WASHINGTON — After more than 20 years of requiring cable operators to play “Mother, may I” to get out from under basic-tier rate regulation, a divided Federal Communications Commission has freed cable operators from that procedural burden and cost, primarily thanks to the rise of satellite- TV competition.
That will save cable operators of all sizes from having to expend the time and money to ask for the agency for rate-regulation petitions — petitions it has not denied in several years.
The decision was a victory for cable operators and a smackdown for broadcasters. TVstation owners had argued that a parade of horribles — such as higher prices and moving broadcasters and public, education and government (PEG) channels off the basic tier to more expensive packages — was sure to ensue. Three of the five FCC members were unpersuaded that any of that was going to happen.
But FCC chairman Tom Wheeler needed two Republican votes to reverse the effective competition presumption for all cable operators, as the agency’s other two Democrats suggested that with the move, the FCC had exceeded its congressional directive.
That directive, which came in the STELAR satellite-TV license reauthorization bill approved at the end of last year, was to produce an order by June 2 to streamline the effective competition process for smaller, especially rural, operators.
The FCC majority looked at the changing competitive landscape — satellite-TV now comprises more than 30% of the U.S. pay TV market, while cable’s market share is down from 95% when the Cable Act was passed to a little over 50% at present — and decided to kill two birds with one order. The agency’s order streamlines the petition process for all operators, while preserving a rebuttal mechanism for local authorities, though the FCC suggested that would be a hard case for most cable franchisors to make.
Wheeler may argue there is not sufficient broadband competition, but the order he circulated and that was approved last week said that when it comes to traditional video, the threshold has generally been met.
“[C]ompetitors have garnered far in excess of the market share Congress deemed necessary to free cable operators from the vestiges of rate regulation,” the order said.
The FCC treated the order as a procedural change, not as one that opens the barn door to price increases and moving broadcasters off the basic tier — the result predicted by broadcasters . Wheeler made that point in his statement, which read like an argument from the cable lobbyist he once was.

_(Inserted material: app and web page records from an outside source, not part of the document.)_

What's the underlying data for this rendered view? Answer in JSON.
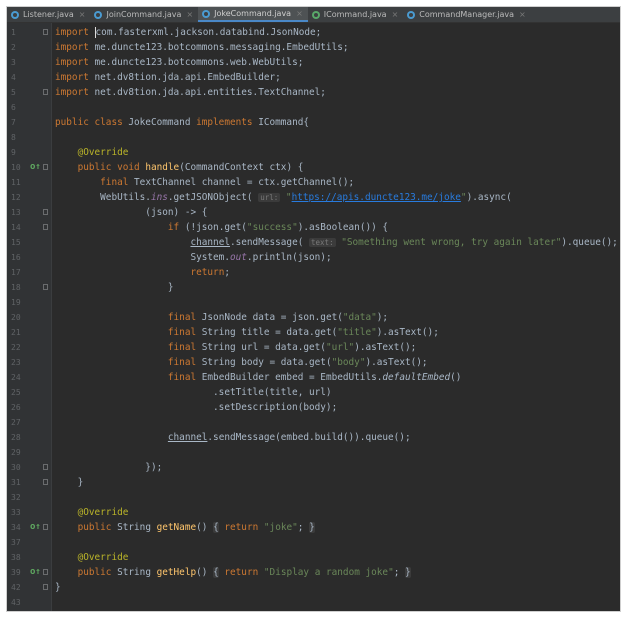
{
  "tabs": [
    {
      "label": "Listener.java",
      "icon": "class-icon",
      "active": false
    },
    {
      "label": "JoinCommand.java",
      "icon": "class-icon",
      "active": false
    },
    {
      "label": "JokeCommand.java",
      "icon": "class-icon",
      "active": true
    },
    {
      "label": "ICommand.java",
      "icon": "interface-icon",
      "active": false
    },
    {
      "label": "CommandManager.java",
      "icon": "class-icon",
      "active": false
    }
  ],
  "close_glyph": "×",
  "gutter_icons": {
    "override": "o↑",
    "fold": "fold-marker-icon"
  },
  "colors": {
    "background": "#2b2b2b",
    "keyword": "#cc7832",
    "annotation": "#bbb529",
    "method": "#ffc66d",
    "string": "#6a8759",
    "field": "#9876aa",
    "link": "#287bde"
  },
  "code": {
    "lines": [
      {
        "n": "1",
        "fold": true,
        "tokens": [
          {
            "c": "kw",
            "t": "import"
          },
          {
            "c": "",
            "t": " "
          },
          {
            "c": "caret",
            "t": ""
          },
          {
            "c": "",
            "t": "com.fasterxml.jackson.databind.JsonNode;"
          }
        ]
      },
      {
        "n": "2",
        "tokens": [
          {
            "c": "kw",
            "t": "import"
          },
          {
            "c": "",
            "t": " me.duncte123.botcommons.messaging.EmbedUtils;"
          }
        ]
      },
      {
        "n": "3",
        "tokens": [
          {
            "c": "kw",
            "t": "import"
          },
          {
            "c": "",
            "t": " me.duncte123.botcommons.web.WebUtils;"
          }
        ]
      },
      {
        "n": "4",
        "tokens": [
          {
            "c": "kw",
            "t": "import"
          },
          {
            "c": "",
            "t": " net.dv8tion.jda.api.EmbedBuilder;"
          }
        ]
      },
      {
        "n": "5",
        "fold": true,
        "tokens": [
          {
            "c": "kw",
            "t": "import"
          },
          {
            "c": "",
            "t": " net.dv8tion.jda.api.entities.TextChannel;"
          }
        ]
      },
      {
        "n": "6",
        "tokens": []
      },
      {
        "n": "7",
        "tokens": [
          {
            "c": "kw",
            "t": "public class"
          },
          {
            "c": "",
            "t": " JokeCommand "
          },
          {
            "c": "kw",
            "t": "implements"
          },
          {
            "c": "",
            "t": " ICommand{"
          }
        ]
      },
      {
        "n": "8",
        "tokens": []
      },
      {
        "n": "9",
        "tokens": [
          {
            "c": "",
            "t": "    "
          },
          {
            "c": "ann",
            "t": "@Override"
          }
        ]
      },
      {
        "n": "10",
        "override": true,
        "fold": true,
        "tokens": [
          {
            "c": "",
            "t": "    "
          },
          {
            "c": "kw",
            "t": "public void"
          },
          {
            "c": "",
            "t": " "
          },
          {
            "c": "fn",
            "t": "handle"
          },
          {
            "c": "",
            "t": "(CommandContext ctx) {"
          }
        ]
      },
      {
        "n": "11",
        "tokens": [
          {
            "c": "",
            "t": "        "
          },
          {
            "c": "kw",
            "t": "final"
          },
          {
            "c": "",
            "t": " TextChannel channel = ctx.getChannel();"
          }
        ]
      },
      {
        "n": "12",
        "tokens": [
          {
            "c": "",
            "t": "        WebUtils."
          },
          {
            "c": "fld",
            "t": "ins"
          },
          {
            "c": "",
            "t": ".getJSONObject( "
          },
          {
            "c": "hint",
            "t": "url:"
          },
          {
            "c": "",
            "t": " "
          },
          {
            "c": "str",
            "t": "\""
          },
          {
            "c": "url",
            "t": "https://apis.duncte123.me/joke"
          },
          {
            "c": "str",
            "t": "\""
          },
          {
            "c": "",
            "t": ").async("
          }
        ]
      },
      {
        "n": "13",
        "fold": true,
        "tokens": [
          {
            "c": "",
            "t": "                (json) -> {"
          }
        ]
      },
      {
        "n": "14",
        "fold": true,
        "tokens": [
          {
            "c": "",
            "t": "                    "
          },
          {
            "c": "kw",
            "t": "if"
          },
          {
            "c": "",
            "t": " (!json.get("
          },
          {
            "c": "str",
            "t": "\"success\""
          },
          {
            "c": "",
            "t": ").asBoolean()) {"
          }
        ]
      },
      {
        "n": "15",
        "tokens": [
          {
            "c": "",
            "t": "                        "
          },
          {
            "c": "ul",
            "t": "channel"
          },
          {
            "c": "",
            "t": ".sendMessage( "
          },
          {
            "c": "hint",
            "t": "text:"
          },
          {
            "c": "",
            "t": " "
          },
          {
            "c": "str",
            "t": "\"Something went wrong, try again later\""
          },
          {
            "c": "",
            "t": ").queue();"
          }
        ]
      },
      {
        "n": "16",
        "tokens": [
          {
            "c": "",
            "t": "                        System."
          },
          {
            "c": "fld",
            "t": "out"
          },
          {
            "c": "",
            "t": ".println(json);"
          }
        ]
      },
      {
        "n": "17",
        "tokens": [
          {
            "c": "",
            "t": "                        "
          },
          {
            "c": "kw",
            "t": "return"
          },
          {
            "c": "",
            "t": ";"
          }
        ]
      },
      {
        "n": "18",
        "fold": true,
        "tokens": [
          {
            "c": "",
            "t": "                    }"
          }
        ]
      },
      {
        "n": "19",
        "tokens": []
      },
      {
        "n": "20",
        "tokens": [
          {
            "c": "",
            "t": "                    "
          },
          {
            "c": "kw",
            "t": "final"
          },
          {
            "c": "",
            "t": " JsonNode data = json.get("
          },
          {
            "c": "str",
            "t": "\"data\""
          },
          {
            "c": "",
            "t": ");"
          }
        ]
      },
      {
        "n": "21",
        "tokens": [
          {
            "c": "",
            "t": "                    "
          },
          {
            "c": "kw",
            "t": "final"
          },
          {
            "c": "",
            "t": " String title = data.get("
          },
          {
            "c": "str",
            "t": "\"title\""
          },
          {
            "c": "",
            "t": ").asText();"
          }
        ]
      },
      {
        "n": "22",
        "tokens": [
          {
            "c": "",
            "t": "                    "
          },
          {
            "c": "kw",
            "t": "final"
          },
          {
            "c": "",
            "t": " String url = data.get("
          },
          {
            "c": "str",
            "t": "\"url\""
          },
          {
            "c": "",
            "t": ").asText();"
          }
        ]
      },
      {
        "n": "23",
        "tokens": [
          {
            "c": "",
            "t": "                    "
          },
          {
            "c": "kw",
            "t": "final"
          },
          {
            "c": "",
            "t": " String body = data.get("
          },
          {
            "c": "str",
            "t": "\"body\""
          },
          {
            "c": "",
            "t": ").asText();"
          }
        ]
      },
      {
        "n": "24",
        "tokens": [
          {
            "c": "",
            "t": "                    "
          },
          {
            "c": "kw",
            "t": "final"
          },
          {
            "c": "",
            "t": " EmbedBuilder embed = EmbedUtils."
          },
          {
            "c": "it",
            "t": "defaultEmbed"
          },
          {
            "c": "",
            "t": "()"
          }
        ]
      },
      {
        "n": "25",
        "tokens": [
          {
            "c": "",
            "t": "                            .setTitle(title, url)"
          }
        ]
      },
      {
        "n": "26",
        "tokens": [
          {
            "c": "",
            "t": "                            .setDescription(body);"
          }
        ]
      },
      {
        "n": "27",
        "tokens": []
      },
      {
        "n": "28",
        "tokens": [
          {
            "c": "",
            "t": "                    "
          },
          {
            "c": "ul",
            "t": "channel"
          },
          {
            "c": "",
            "t": ".sendMessage(embed.build()).queue();"
          }
        ]
      },
      {
        "n": "29",
        "tokens": []
      },
      {
        "n": "30",
        "fold": true,
        "tokens": [
          {
            "c": "",
            "t": "                });"
          }
        ]
      },
      {
        "n": "31",
        "fold": true,
        "tokens": [
          {
            "c": "",
            "t": "    }"
          }
        ]
      },
      {
        "n": "32",
        "tokens": []
      },
      {
        "n": "33",
        "tokens": [
          {
            "c": "",
            "t": "    "
          },
          {
            "c": "ann",
            "t": "@Override"
          }
        ]
      },
      {
        "n": "34",
        "override": true,
        "fold": true,
        "tokens": [
          {
            "c": "",
            "t": "    "
          },
          {
            "c": "kw",
            "t": "public"
          },
          {
            "c": "",
            "t": " String "
          },
          {
            "c": "fn",
            "t": "getName"
          },
          {
            "c": "",
            "t": "() "
          },
          {
            "c": "foldbox",
            "t": "{"
          },
          {
            "c": "",
            "t": " "
          },
          {
            "c": "kw",
            "t": "return"
          },
          {
            "c": "",
            "t": " "
          },
          {
            "c": "str",
            "t": "\"joke\""
          },
          {
            "c": "",
            "t": "; "
          },
          {
            "c": "foldbox",
            "t": "}"
          }
        ]
      },
      {
        "n": "37",
        "tokens": []
      },
      {
        "n": "38",
        "tokens": [
          {
            "c": "",
            "t": "    "
          },
          {
            "c": "ann",
            "t": "@Override"
          }
        ]
      },
      {
        "n": "39",
        "override": true,
        "fold": true,
        "tokens": [
          {
            "c": "",
            "t": "    "
          },
          {
            "c": "kw",
            "t": "public"
          },
          {
            "c": "",
            "t": " String "
          },
          {
            "c": "fn",
            "t": "getHelp"
          },
          {
            "c": "",
            "t": "() "
          },
          {
            "c": "foldbox",
            "t": "{"
          },
          {
            "c": "",
            "t": " "
          },
          {
            "c": "kw",
            "t": "return"
          },
          {
            "c": "",
            "t": " "
          },
          {
            "c": "str",
            "t": "\"Display a random joke\""
          },
          {
            "c": "",
            "t": "; "
          },
          {
            "c": "foldbox",
            "t": "}"
          }
        ]
      },
      {
        "n": "42",
        "fold": true,
        "tokens": [
          {
            "c": "",
            "t": "}"
          }
        ]
      },
      {
        "n": "43",
        "tokens": []
      }
    ]
  }
}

“[O]ur most recent report on cable industry prices concludes that the average rate for basic service is lower in communities with a finding of Effective Competition than in those without such a finding,” he said. “This is not surprising, since competitive choice is the most efficient market regulator. Similarly, there has been no evidence in this proceeding to suggest that our previous findings of Effective Competition in thousands of communities led to any changes in the tier placement of local broadcast stations.”
Broadcasters argued that MSOs were waiting to make those moves en masse, but the FCC was unconvinced.
“Despite widespread findings of Effective Competition, commenters have not pointed to a single instance in which cable operators have even attempted to move broadcast stations or PEG channels off the basic service tier. [The National Association of Broadcasters] argues that cable operators may not have moved broadcast stations or PEG channels to a higher tier in communities with a finding of Effective Competition at least in part because they do not wish to do so on a fragmented ‘patchwork’ basis, but they have provided no support for this assertion. Moreover, a patchwork of communities with and without Effective Competition will continue to exist after the adoption of this Order if any franchising authorities are able to rebut the new resumption and remain certified.”
The decision does not affect franchise-fee collection, PEG channel provisions or customer-service standards, Wheeler said.
ROOM FOR REBUTTAL
Franchise authorities can still file petitions to rebut the presumption; cable operators would then have to produce evidence to refute such a claim. The FCC doesn’t anticipate that many of those franchise authorities can make an initial case, and assumes petitions would be dismissed before cable operators needed to do anything.
In their dissents, Democratic commissioners Jessica Rosenworcel and Mignon Clyburn said they could not support expanding the STELAR mandate to all MSOs because it unnecessarily exceeded the FCC’s congressional directive.
According to a source familiar with the majority’s thinking, the idea was that if a market is competitive, it is competitive for operators large and small.